Increasingly my research explores the intersections between postcolonial literary studies and the environmental humanities. My new book project is organised around the figure of enclosure, which I read as a globalizing logic of objectification towards land, resources, and human and animal bodies, and as a basis for a dominant form of aesthetic and phenomenological orientation towards space and environment. The project exhibits my interest in the relationship between material histories of power and literary and cultural production, and at the same time tries to mobilise enclosure not "just" as a history but also as a figure for thinking (in comparative and sometimes speculative ways). The book considers (for example) Coetzee’s interrogation of the plaasroman (farm novel) in apartheid South Africa in one chapter, and the literary genealogy of the checkpoint in Israel-Palestine in another, but finally it argues for our need, in the epoch of the anthropocene, to imagine our common “enclosedness” in a shared world with no outside — or none upon which we can stand.

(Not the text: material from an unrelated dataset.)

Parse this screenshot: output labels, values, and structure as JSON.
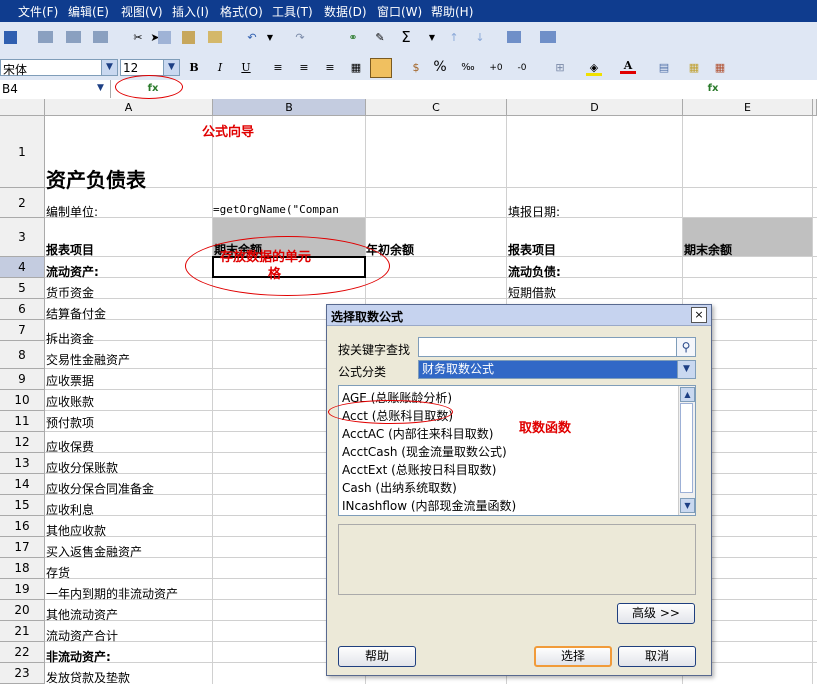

I joined Lancaster in May 2017 from Columbia University, where I held a postdoctoral fellowship funded by the Social Sciences and Humanities Research Council of Canada (SSHRC). I completed my PhD at the University of Toronto, where my thesis won the A. S. P. Woodhouse Prize, and I hold BA and MA degrees from the University of Leeds.

In 2017/18 I'm teaching on the Romanticism and Contemporary Literature core modules, and a half unit in semester two on C21st World Literature.